(Work instruction):
What is needed is the whole of the data, set down exactly.

(Data records for software interfaces):
========

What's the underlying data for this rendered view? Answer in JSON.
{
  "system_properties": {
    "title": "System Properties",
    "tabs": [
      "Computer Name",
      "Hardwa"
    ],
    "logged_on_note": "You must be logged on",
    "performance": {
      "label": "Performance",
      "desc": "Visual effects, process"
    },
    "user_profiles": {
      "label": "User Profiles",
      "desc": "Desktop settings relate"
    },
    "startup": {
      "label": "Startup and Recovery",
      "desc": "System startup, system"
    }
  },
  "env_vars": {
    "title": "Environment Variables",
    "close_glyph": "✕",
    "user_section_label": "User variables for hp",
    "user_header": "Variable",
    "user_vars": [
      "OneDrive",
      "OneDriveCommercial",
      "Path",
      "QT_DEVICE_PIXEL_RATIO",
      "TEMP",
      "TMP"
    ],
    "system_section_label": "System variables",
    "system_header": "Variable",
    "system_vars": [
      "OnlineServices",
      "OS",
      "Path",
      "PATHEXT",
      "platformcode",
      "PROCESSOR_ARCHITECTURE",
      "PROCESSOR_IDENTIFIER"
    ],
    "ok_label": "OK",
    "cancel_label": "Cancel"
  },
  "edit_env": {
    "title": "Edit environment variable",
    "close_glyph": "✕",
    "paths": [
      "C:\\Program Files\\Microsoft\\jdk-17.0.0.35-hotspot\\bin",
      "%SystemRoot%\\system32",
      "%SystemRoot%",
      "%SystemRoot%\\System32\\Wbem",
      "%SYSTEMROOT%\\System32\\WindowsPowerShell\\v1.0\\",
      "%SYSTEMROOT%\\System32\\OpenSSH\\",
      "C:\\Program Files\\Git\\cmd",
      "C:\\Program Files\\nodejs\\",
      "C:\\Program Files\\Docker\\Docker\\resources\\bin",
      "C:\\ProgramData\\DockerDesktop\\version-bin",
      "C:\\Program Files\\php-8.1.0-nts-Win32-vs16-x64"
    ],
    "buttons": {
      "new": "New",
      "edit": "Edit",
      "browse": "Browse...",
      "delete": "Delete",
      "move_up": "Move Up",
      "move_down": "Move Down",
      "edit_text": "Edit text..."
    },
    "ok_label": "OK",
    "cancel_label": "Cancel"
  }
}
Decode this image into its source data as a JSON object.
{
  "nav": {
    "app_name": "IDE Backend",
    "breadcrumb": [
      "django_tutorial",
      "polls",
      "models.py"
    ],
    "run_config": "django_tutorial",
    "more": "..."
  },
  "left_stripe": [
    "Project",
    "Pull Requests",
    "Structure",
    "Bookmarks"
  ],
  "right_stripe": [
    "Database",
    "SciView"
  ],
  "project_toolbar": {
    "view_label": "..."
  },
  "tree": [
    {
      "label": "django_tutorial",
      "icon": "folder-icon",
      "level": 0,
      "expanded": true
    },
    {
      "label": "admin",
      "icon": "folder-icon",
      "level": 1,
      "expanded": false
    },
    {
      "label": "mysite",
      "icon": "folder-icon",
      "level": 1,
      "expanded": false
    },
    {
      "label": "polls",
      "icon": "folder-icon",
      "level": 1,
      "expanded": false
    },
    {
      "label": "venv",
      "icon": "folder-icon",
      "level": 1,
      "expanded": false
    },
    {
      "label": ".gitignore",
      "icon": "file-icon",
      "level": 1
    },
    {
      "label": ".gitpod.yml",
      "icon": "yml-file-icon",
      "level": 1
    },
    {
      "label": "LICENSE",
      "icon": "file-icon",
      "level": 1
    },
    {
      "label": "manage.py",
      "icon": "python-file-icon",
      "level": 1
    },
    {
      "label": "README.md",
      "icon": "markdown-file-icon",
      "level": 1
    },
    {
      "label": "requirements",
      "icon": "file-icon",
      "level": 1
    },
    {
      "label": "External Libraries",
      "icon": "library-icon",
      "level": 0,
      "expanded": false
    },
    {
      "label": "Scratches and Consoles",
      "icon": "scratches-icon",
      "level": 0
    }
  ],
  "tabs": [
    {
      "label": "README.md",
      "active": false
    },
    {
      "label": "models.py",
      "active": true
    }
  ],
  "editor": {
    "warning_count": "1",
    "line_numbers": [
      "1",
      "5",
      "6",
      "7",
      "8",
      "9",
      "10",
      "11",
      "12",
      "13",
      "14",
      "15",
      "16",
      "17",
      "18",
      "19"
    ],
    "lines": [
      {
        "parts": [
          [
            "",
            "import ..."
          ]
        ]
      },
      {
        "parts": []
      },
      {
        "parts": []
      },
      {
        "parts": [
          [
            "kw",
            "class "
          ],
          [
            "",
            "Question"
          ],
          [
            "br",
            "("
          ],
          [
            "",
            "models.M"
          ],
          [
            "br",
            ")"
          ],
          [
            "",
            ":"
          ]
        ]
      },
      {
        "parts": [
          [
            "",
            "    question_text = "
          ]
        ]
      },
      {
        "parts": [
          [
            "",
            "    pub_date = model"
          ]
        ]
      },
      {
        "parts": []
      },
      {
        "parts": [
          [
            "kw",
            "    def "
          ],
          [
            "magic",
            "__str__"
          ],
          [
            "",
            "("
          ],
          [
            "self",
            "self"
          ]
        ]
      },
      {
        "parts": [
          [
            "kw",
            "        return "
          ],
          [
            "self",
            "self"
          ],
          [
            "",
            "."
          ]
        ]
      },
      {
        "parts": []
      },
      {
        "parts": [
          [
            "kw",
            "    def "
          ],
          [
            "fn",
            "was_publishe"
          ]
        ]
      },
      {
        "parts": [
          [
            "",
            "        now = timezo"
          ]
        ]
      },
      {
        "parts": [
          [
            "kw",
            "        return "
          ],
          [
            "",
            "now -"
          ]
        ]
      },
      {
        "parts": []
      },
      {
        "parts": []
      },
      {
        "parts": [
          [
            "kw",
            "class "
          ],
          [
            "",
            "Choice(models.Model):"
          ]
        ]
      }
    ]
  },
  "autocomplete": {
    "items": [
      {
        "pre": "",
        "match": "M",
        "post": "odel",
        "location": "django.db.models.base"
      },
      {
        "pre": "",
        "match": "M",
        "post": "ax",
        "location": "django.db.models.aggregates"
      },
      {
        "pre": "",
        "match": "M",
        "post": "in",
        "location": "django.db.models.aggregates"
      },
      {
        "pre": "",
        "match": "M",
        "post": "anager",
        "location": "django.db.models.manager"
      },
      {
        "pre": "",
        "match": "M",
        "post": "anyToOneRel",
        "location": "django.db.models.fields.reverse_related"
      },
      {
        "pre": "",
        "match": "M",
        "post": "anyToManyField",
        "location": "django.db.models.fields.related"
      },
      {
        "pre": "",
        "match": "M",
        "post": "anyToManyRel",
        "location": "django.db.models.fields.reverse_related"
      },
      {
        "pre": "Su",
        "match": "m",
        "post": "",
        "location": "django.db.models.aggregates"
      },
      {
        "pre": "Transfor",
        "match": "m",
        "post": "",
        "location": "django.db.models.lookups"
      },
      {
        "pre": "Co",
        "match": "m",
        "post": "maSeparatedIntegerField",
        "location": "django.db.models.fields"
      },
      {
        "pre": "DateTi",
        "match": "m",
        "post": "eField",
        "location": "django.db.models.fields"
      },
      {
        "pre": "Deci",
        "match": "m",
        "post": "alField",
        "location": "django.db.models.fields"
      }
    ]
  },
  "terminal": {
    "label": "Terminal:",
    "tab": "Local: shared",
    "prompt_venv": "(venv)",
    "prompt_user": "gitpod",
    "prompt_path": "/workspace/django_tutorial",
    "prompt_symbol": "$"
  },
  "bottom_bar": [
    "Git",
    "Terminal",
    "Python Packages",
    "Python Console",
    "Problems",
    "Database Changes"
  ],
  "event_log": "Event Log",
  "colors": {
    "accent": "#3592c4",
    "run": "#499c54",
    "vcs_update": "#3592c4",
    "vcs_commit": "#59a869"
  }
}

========

(Your solution):
What's the underlying data for this rendered view? Answer in JSON.
{
  "system_properties": {
    "title": "System Properties",
    "tabs": [
      "Computer Name",
      "Hardwa"
    ],
    "logged_on_note": "You must be logged on",
    "performance": {
      "label": "Performance",
      "desc": "Visual effects, process"
    },
    "user_profiles": {
      "label": "User Profiles",
      "desc": "Desktop settings relate"
    },
    "startup": {
      "label": "Startup and Recovery",
      "desc": "System startup, system"
    }
  },
  "env_vars": {
    "title": "Environment Variables",
    "close_glyph": "✕",
    "user_section_label": "User variables for hp",
    "user_header": "Variable",
    "user_vars": [
      "OneDrive",
      "OneDriveCommercial",
      "Path",
      "QT_DEVICE_PIXEL_RATIO",
      "TEMP",
      "TMP"
    ],
    "system_section_label": "System variables",
    "system_header": "Variable",
    "system_vars": [
      "OnlineServices",
      "OS",
      "Path",
      "PATHEXT",
      "platformcode",
      "PROCESSOR_ARCHITECTURE",
      "PROCESSOR_IDENTIFIER"
    ],
    "ok_label": "OK",
    "cancel_label": "Cancel"
  },
  "edit_env": {
    "title": "Edit environment variable",
    "close_glyph": "✕",
    "paths": [
      "C:\\Program Files\\Microsoft\\jdk-17.0.0.35-hotspot\\bin",
      "%SystemRoot%\\system32",
      "%SystemRoot%",
      "%SystemRoot%\\System32\\Wbem",
      "%SYSTEMROOT%\\System32\\WindowsPowerShell\\v1.0\\",
      "%SYSTEMROOT%\\System32\\OpenSSH\\",
      "C:\\Program Files\\Git\\cmd",
      "C:\\Program Files\\nodejs\\",
      "C:\\Program Files\\Docker\\Docker\\resources\\bin",
      "C:\\ProgramData\\DockerDesktop\\version-bin",
      "C:\\Program Files\\php-8.1.0-nts-Win32-vs16-x64"
    ],
    "buttons": {
      "new": "New",
      "edit": "Edit",
      "browse": "Browse...",
      "delete": "Delete",
      "move_up": "Move Up",
      "move_down": "Move Down",
      "edit_text": "Edit text..."
    },
    "ok_label": "OK",
    "cancel_label": "Cancel"
  }
}
Decode this image into its source data as a JSON object.
{
  "nav": {
    "app_name": "IDE Backend",
    "breadcrumb": [
      "django_tutorial",
      "polls",
      "models.py"
    ],
    "run_config": "django_tutorial",
    "more": "..."
  },
  "left_stripe": [
    "Project",
    "Pull Requests",
    "Structure",
    "Bookmarks"
  ],
  "right_stripe": [
    "Database",
    "SciView"
  ],
  "project_toolbar": {
    "view_label": "..."
  },
  "tree": [
    {
      "label": "django_tutorial",
      "icon": "folder-icon",
      "level": 0,
      "expanded": true
    },
    {
      "label": "admin",
      "icon": "folder-icon",
      "level": 1,
      "expanded": false
    },
    {
      "label": "mysite",
      "icon": "folder-icon",
      "level": 1,
      "expanded": false
    },
    {
      "label": "polls",
      "icon": "folder-icon",
      "level": 1,
      "expanded": false
    },
    {
      "label": "venv",
      "icon": "folder-icon",
      "level": 1,
      "expanded": false
    },
    {
      "label": ".gitignore",
      "icon": "file-icon",
      "level": 1
    },
    {
      "label": ".gitpod.yml",
      "icon": "yml-file-icon",
      "level": 1
    },
    {
      "label": "LICENSE",
      "icon": "file-icon",
      "level": 1
    },
    {
      "label": "manage.py",
      "icon": "python-file-icon",
      "level": 1
    },
    {
      "label": "README.md",
      "icon": "markdown-file-icon",
      "level": 1
    },
    {
      "label": "requirements",
      "icon": "file-icon",
      "level": 1
    },
    {
      "label": "External Libraries",
      "icon": "library-icon",
      "level": 0,
      "expanded": false
    },
    {
      "label": "Scratches and Consoles",
      "icon": "scratches-icon",
      "level": 0
    }
  ],
  "tabs": [
    {
      "label": "README.md",
      "active": false
    },
    {
      "label": "models.py",
      "active": true
    }
  ],
  "editor": {
    "warning_count": "1",
    "line_numbers": [
      "1",
      "5",
      "6",
      "7",
      "8",
      "9",
      "10",
      "11",
      "12",
      "13",
      "14",
      "15",
      "16",
      "17",
      "18",
      "19"
    ],
    "lines": [
      {
        "parts": [
          [
            "",
            "import ..."
          ]
        ]
      },
      {
        "parts": []
      },
      {
        "parts": []
      },
      {
        "parts": [
          [
            "kw",
            "class "
          ],
          [
            "",
            "Question"
          ],
          [
            "br",
            "("
          ],
          [
            "",
            "models.M"
          ],
          [
            "br",
            ")"
          ],
          [
            "",
            ":"
          ]
        ]
      },
      {
        "parts": [
          [
            "",
            "    question_text = "
          ]
        ]
      },
      {
        "parts": [
          [
            "",
            "    pub_date = model"
          ]
        ]
      },
      {
        "parts": []
      },
      {
        "parts": [
          [
            "kw",
            "    def "
          ],
          [
            "magic",
            "__str__"
          ],
          [
            "",
            "("
          ],
          [
            "self",
            "self"
          ]
        ]
      },
      {
        "parts": [
          [
            "kw",
            "        return "
          ],
          [
            "self",
            "self"
          ],
          [
            "",
            "."
          ]
        ]
      },
      {
        "parts": []
      },
      {
        "parts": [
          [
            "kw",
            "    def "
          ],
          [
            "fn",
            "was_publishe"
          ]
        ]
      },
      {
        "parts": [
          [
            "",
            "        now = timezo"
          ]
        ]
      },
      {
        "parts": [
          [
            "kw",
            "        return "
          ],
          [
            "",
            "now -"
          ]
        ]
      },
      {
        "parts": []
      },
      {
        "parts": []
      },
      {
        "parts": [
          [
            "kw",
            "class "
          ],
          [
            "",
            "Choice(models.Model):"
          ]
        ]
      }
    ]
  },
  "autocomplete": {
    "items": [
      {
        "pre": "",
        "match": "M",
        "post": "odel",
        "location": "django.db.models.base"
      },
      {
        "pre": "",
        "match": "M",
        "post": "ax",
        "location": "django.db.models.aggregates"
      },
      {
        "pre": "",
        "match": "M",
        "post": "in",
        "location": "django.db.models.aggregates"
      },
      {
        "pre": "",
        "match": "M",
        "post": "anager",
        "location": "django.db.models.manager"
      },
      {
        "pre": "",
        "match": "M",
        "post": "anyToOneRel",
        "location": "django.db.models.fields.reverse_related"
      },
      {
        "pre": "",
        "match": "M",
        "post": "anyToManyField",
        "location": "django.db.models.fields.related"
      },
      {
        "pre": "",
        "match": "M",
        "post": "anyToManyRel",
        "location": "django.db.models.fields.reverse_related"
      },
      {
        "pre": "Su",
        "match": "m",
        "post": "",
        "location": "django.db.models.aggregates"
      },
      {
        "pre": "Transfor",
        "match": "m",
        "post": "",
        "location": "django.db.models.lookups"
      },
      {
        "pre": "Co",
        "match": "m",
        "post": "maSeparatedIntegerField",
        "location": "django.db.models.fields"
      },
      {
        "pre": "DateTi",
        "match": "m",
        "post": "eField",
        "location": "django.db.models.fields"
      },
      {
        "pre": "Deci",
        "match": "m",
        "post": "alField",
        "location": "django.db.models.fields"
      }
    ]
  },
  "terminal": {
    "label": "Terminal:",
    "tab": "Local: shared",
    "prompt_venv": "(venv)",
    "prompt_user": "gitpod",
    "prompt_path": "/workspace/django_tutorial",
    "prompt_symbol": "$"
  },
  "bottom_bar": [
    "Git",
    "Terminal",
    "Python Packages",
    "Python Console",
    "Problems",
    "Database Changes"
  ],
  "event_log": "Event Log",
  "colors": {
    "accent": "#3592c4",
    "run": "#499c54",
    "vcs_update": "#3592c4",
    "vcs_commit": "#59a869"
  }
}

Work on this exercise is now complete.